*Your instructions*. Search the data below for the word "amount" and copy each line that holds it.

Data entries:
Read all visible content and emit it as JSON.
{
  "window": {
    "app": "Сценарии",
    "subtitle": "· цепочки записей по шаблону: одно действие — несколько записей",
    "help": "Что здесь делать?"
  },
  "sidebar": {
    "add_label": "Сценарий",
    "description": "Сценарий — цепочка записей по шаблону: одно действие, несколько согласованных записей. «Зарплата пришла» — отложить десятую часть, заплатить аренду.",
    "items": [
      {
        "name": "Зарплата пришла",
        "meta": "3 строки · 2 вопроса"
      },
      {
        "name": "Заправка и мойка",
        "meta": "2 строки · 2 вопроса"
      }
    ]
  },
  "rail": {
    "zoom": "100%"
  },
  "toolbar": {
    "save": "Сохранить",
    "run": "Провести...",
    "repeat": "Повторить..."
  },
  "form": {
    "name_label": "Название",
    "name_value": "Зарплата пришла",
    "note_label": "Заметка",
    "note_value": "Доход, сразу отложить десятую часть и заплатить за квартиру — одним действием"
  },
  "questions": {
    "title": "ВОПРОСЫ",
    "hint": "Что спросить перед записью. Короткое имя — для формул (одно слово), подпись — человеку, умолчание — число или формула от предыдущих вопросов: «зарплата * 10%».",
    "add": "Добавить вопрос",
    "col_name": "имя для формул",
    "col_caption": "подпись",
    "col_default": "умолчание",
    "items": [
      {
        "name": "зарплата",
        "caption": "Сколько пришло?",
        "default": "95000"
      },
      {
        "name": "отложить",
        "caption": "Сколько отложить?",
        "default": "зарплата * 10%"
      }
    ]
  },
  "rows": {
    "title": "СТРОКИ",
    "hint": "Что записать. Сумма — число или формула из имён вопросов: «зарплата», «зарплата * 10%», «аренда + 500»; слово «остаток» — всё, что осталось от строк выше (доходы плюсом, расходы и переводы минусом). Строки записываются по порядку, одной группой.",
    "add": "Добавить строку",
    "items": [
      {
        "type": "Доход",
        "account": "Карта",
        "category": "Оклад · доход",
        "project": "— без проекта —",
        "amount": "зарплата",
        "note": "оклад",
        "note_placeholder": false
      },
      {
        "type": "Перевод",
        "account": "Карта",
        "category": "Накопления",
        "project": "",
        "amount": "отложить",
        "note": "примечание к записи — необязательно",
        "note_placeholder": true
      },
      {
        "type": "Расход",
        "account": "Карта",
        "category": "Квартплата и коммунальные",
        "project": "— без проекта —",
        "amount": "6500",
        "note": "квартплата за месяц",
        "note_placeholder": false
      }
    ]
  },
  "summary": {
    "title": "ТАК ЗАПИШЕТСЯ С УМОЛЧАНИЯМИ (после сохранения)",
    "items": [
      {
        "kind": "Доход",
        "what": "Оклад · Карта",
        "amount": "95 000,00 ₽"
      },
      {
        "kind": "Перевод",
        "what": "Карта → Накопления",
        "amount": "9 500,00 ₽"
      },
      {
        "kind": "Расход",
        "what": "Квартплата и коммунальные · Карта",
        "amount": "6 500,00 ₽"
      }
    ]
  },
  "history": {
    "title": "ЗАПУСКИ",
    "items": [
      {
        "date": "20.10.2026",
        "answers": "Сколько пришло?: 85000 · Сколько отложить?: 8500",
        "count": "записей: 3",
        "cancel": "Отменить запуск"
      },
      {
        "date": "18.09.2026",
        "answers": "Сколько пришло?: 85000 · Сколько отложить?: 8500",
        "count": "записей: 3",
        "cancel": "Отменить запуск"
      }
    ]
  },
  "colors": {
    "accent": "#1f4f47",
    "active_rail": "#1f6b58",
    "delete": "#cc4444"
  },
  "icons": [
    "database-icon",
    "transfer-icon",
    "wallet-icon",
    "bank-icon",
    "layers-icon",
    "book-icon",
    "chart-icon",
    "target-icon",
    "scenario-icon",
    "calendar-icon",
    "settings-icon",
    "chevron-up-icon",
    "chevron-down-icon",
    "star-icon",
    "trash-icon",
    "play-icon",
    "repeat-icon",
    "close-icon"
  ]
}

*Response area*.
        "amount": "зарплата",
        "amount": "отложить",
        "amount": "6500",
        "amount": "95 000,00 ₽"
        "amount": "9 500,00 ₽"
        "amount": "6 500,00 ₽"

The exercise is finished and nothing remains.